Twenty-three years after his death at the age of 71, Neville Brand remains one of B moviedom's greatest heavies. From his standout performance in one of classic film noir's most popular titles, D.O.A. ‒ in which he played a psychotic killer ‒ to his subtly magnificent starring role in Tobe (The Texas Chain Saw Massacre) Hooper's less-than-subtle horror outing Eaten Alive in 1976 ‒ in which he played a psychotic killer for a change (with a hungry pet crocodile, to boot!), Brand always left his mark. One year after his dynamic performance as the leader of the Riot in Cell Block 11, Brand found himself in a rare outing on the right side of the law for once in a miniscule Allied Artists production, Bobby Ware is Missing.
Young Bobby Ware (Kim Charmey, now a surgeon in California) comes from a two-parent household with two younger siblings. His pal, compulsive liar Mickey Goodwin (Thorpe Whiteman, now a dentist in California), hails from a dwelling where his disinterested workaholic father's housekeeper is the den mother. When idiot Mickey suggests the boys climb to the top of a quarryside due to be blasted with dynamite the following morning, foolish gullible Bobby goes along. Soon, the pair are stranded on an inaccessible ledge with a swift plummet to death on either side of them. It isn't long before Bobby's father and mother, George and Janet (Arthur Franz and Jean Willes) are frantic, awaiting news of their son's mysterious disappearance with Mickey's future nervous wreck of a dad, Max (Walter Reed).
Enter Neville Brand as an experienced police lieutenant named Andy Flynn (a name that former cowboy star Wild Bill Elliott sported in the first installment of the Bill Elliott Detective Mysteries, Dial Red O, which can be seen playing on a theater marquee in one scene ‒ coincidence?). Rounding up the troops and volunteers to go on a search and rescue mission into the foothills of the greater metropolitan Los Angeles area (well, Riverside, at the very least ‒ with a possible excursion to Bronson Canyon highly likely), Brand's duties are soon compromised when an unknown party delivers a note wrapped on a rock through a living room window (seriously) stating the missing boys have actually been kidnapped, and a mere $10k will ensure the boys are returned safe and sound so long as the police are not notified. Richard Crane (Rocky Jones, Space Ranger) and an uncredited William Schallert can be seen in small supporting roles as police officers.
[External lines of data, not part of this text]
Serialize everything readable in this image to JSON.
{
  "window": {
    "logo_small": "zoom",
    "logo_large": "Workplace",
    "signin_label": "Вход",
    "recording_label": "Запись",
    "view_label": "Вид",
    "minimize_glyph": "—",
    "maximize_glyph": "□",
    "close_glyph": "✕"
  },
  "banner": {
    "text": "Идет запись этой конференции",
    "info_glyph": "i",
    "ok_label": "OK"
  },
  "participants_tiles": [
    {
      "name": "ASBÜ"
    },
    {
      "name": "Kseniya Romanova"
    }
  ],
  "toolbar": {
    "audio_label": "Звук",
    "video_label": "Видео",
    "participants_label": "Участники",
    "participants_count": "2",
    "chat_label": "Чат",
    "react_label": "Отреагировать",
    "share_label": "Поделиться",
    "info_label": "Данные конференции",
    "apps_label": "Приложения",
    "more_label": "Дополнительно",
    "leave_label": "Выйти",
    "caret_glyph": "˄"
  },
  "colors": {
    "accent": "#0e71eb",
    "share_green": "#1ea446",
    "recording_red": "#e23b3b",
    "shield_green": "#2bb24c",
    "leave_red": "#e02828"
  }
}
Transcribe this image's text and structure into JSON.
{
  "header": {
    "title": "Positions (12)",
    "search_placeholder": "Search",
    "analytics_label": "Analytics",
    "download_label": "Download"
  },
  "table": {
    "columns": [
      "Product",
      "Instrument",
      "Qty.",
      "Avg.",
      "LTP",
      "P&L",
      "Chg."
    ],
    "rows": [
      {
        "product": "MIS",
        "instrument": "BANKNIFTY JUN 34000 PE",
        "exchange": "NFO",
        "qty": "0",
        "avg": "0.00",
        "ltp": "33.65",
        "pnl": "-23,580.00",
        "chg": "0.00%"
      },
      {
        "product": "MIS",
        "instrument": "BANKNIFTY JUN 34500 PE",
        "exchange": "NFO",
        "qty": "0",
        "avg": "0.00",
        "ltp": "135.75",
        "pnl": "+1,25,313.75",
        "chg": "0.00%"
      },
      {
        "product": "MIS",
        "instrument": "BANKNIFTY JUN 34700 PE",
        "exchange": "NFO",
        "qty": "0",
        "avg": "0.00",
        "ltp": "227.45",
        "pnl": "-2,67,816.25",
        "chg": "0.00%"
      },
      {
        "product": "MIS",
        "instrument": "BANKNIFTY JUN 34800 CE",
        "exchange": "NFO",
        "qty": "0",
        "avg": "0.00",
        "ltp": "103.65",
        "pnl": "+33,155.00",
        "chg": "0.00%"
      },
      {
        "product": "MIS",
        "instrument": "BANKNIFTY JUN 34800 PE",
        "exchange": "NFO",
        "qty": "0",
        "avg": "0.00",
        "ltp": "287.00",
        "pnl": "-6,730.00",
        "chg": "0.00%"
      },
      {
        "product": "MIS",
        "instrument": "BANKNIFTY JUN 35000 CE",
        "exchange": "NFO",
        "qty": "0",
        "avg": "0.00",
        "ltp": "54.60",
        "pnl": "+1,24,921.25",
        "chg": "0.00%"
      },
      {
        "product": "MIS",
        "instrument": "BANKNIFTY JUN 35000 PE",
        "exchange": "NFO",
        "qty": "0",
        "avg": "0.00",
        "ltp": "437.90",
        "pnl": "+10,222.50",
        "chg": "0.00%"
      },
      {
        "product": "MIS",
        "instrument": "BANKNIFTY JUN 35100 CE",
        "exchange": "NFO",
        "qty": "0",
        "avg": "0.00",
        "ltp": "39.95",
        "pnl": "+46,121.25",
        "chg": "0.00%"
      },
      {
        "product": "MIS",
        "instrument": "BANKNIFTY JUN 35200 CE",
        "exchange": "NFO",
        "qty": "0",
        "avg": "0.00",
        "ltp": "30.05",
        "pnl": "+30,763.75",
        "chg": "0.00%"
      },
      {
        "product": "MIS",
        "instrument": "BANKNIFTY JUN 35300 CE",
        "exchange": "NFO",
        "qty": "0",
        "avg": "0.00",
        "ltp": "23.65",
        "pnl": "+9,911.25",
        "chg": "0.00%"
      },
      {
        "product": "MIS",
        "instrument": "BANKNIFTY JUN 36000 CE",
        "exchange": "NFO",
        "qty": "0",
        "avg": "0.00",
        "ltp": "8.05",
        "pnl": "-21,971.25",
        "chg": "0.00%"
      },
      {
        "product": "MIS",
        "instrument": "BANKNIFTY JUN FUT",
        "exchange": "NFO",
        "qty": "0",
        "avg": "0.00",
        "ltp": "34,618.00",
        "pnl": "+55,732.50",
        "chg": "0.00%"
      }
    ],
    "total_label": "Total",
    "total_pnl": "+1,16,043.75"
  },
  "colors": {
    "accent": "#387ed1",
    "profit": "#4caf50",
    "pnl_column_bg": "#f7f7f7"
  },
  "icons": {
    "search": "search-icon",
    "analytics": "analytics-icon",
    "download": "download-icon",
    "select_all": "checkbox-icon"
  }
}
The story, by Daniel B. Ullman (who also penned the first two Bill Elliott Detective Mysteries), axes most of the low-budget film's suspense factor by showing us what has happened to Bobby Ware and his un-eponymous partner (because Mickey is a little shithead) at the very beginning of the film. Fortunately, cinematographer Ellsworth Fredericks (Invasion of the Body Snatchers) knows how to frame a shot, while director Thomas Carr ‒ best known for directing TV westerns and the original Superman series ‒ keeps everything and everyone in-check. But most noteworthy of all is Neville Brand's outfit once he gets around to searching for the young boys: clad in a brown leather jacket and fedora, with the strap of a portable radiophone draped over his chest, Brand looks like the '50s B movie Indiana Jones, possibly patterned after Charlton Heston's starring role in Secret of the Incas (1954).
The Warner Archive Collection rescues this Missing film from an uncertain fate atop a long drop to oblivion in a Manufactured-on-Demand DVD-R that presents the rarely-seen flick in a beautiful transfer. Presented in matted widescreen, the barebones release of the motion picture quickie is a fun way to spend the better part of 70 minutes. And seriously, any chance to see Neville Brand as a good guy instead of a psychotic killer (even if he played them so bloody well!) must be taken.